Both Hager and Rymer acknowledged that even if the Supreme Court establishes a new, higher standard, it could be open to interpretation. Still, they said it would send a strong message to school districts about their responsibilities to students with disabilities.

Summer remix

Ten stories you may have missed this summer (and should read now as the new school year kicks in)

PHOTO: Caroline Bauman
Gabrielle Colburn, 7, adds her artistic flair to a mural in downtown Memphis in conjunction with the XQ Super Schools bus tour in June.

Labor Day used to signal the end of summer break and the return to school. That’s no longer the case in Tennessee, but the long holiday is a good time to catch up on all that happened over the summer. Here are 10 stories to get you up to speed on K-12 education in Tennessee and its largest school district.

TNReady is back — with a new test maker.

Last school year ended on a cliffhanger, with the State Department of Education canceling its end-of-year tests for grades 3-8 in the spring and firing testmaker Measurement Inc. after a series of missteps. In July, Commissioner Candice McQueen announced that Minnesota-based Questar will pick up where Measurement Inc. left off.

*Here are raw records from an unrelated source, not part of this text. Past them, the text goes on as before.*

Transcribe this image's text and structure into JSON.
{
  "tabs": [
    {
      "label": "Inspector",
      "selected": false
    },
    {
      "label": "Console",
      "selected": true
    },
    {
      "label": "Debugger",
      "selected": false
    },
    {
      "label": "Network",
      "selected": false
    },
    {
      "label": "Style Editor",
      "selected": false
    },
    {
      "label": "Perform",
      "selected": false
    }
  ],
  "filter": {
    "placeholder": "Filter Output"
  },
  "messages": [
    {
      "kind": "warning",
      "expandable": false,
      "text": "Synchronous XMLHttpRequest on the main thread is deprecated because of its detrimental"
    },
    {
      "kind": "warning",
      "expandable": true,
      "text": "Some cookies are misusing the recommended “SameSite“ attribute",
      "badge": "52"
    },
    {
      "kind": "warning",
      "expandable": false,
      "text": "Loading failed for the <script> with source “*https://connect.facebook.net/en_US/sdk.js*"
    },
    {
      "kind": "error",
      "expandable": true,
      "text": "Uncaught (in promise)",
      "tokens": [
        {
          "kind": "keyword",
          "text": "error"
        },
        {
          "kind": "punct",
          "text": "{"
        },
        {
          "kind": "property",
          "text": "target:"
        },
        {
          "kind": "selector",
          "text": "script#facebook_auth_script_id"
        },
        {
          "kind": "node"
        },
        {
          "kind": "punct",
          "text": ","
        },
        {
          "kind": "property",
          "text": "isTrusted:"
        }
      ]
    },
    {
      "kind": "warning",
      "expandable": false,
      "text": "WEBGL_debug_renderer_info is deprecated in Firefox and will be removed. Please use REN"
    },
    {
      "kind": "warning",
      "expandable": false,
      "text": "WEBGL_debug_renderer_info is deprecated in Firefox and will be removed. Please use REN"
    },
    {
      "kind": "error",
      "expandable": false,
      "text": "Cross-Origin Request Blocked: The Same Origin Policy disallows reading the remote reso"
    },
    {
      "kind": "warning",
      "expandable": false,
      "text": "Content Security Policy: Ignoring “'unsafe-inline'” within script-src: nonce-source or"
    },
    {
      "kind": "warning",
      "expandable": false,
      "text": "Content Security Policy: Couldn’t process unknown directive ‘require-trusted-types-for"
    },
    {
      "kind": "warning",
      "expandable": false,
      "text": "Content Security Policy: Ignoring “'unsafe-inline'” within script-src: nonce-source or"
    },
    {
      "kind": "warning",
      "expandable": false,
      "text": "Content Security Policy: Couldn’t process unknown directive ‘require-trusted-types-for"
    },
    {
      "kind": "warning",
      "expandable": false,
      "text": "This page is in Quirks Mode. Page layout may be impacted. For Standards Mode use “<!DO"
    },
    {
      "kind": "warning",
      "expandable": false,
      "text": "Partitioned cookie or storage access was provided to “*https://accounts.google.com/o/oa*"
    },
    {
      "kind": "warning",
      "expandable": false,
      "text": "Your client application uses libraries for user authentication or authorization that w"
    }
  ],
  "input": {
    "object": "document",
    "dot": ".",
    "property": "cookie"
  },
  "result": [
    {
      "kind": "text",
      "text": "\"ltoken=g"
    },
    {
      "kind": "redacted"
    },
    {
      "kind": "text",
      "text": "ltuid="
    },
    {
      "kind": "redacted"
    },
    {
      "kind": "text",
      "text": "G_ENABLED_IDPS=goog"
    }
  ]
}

She also outlined the state’s game plan for standardized tests in the coming year.

But fallout over the state’s failed TNReady test in 2015-16 will be felt for years.

The one-year void in standardized test scores has hit Tennessee at the heart of its accountability system, leaving the state digging for other ways to assess whether all of its students are improving.

Speaking of accountability, Tennessee also is updating that plan under a new federal education law.

The state Department of Education has been working with educators, policymakers and community members on new ways to evaluate schools in answer to the federal Every Student Succeeds Act, or ESSA, which requires states to judge schools by non-academic measures as well as test scores.

Meanwhile, issues of race and policing have educators talking about how to foster conversations about social justice in school.

In the wake of police-related killings that rocked the nation, five Memphis teachers talked about how they tackle difficult conversations about race all year long.

School closures made headlines again in Memphis — with more closings likely.

Closing schools has become an annual event as Tennessee’s largest district loses students and funding, and this year was no exception. The shuttering of Carver and Northside high schools brought the total number of district-run school closures to at least 21 since 2012. And more are likely. This month, Shelby County Schools is scheduled to release a facilities analysis that should set the stage for future closures. Superintendent Dorsey Hopson has said the district needs to shed as many as two dozen schools — and 27,000 seats — over the next four years. A Chalkbeat analysis identifies 25 schools at risk.

Exacerbating the challenges of shifting enrollment, families in Foote Homes scrambled to register their children for school as Memphis’ last public housing project prepared to close this month amid a delay in delivering housing vouchers to move elsewhere.

The new school year has officially begun, with the budget approved not a moment too soon for Shelby County Schools.

District leaders that began the budget season facing an $86 million shortfall eventually convinced county commissioners to significantly increase local funding, while also pulling some money from the school system’s reserve funds. The result is a $959 million budget that gives most of the district’s teachers a 3 percent raise and restores funding for positions deemed critical for continued academic progress.

The district also unveiled its first annual report on its growing sector of charter schools.

With charter schools now firmly entrenched in Memphis’ educational landscape, a Shelby County Schools analysis shows a mixed bag of performance, while calling on traditional and charter schools to learn from each other and promising better ways to track quality.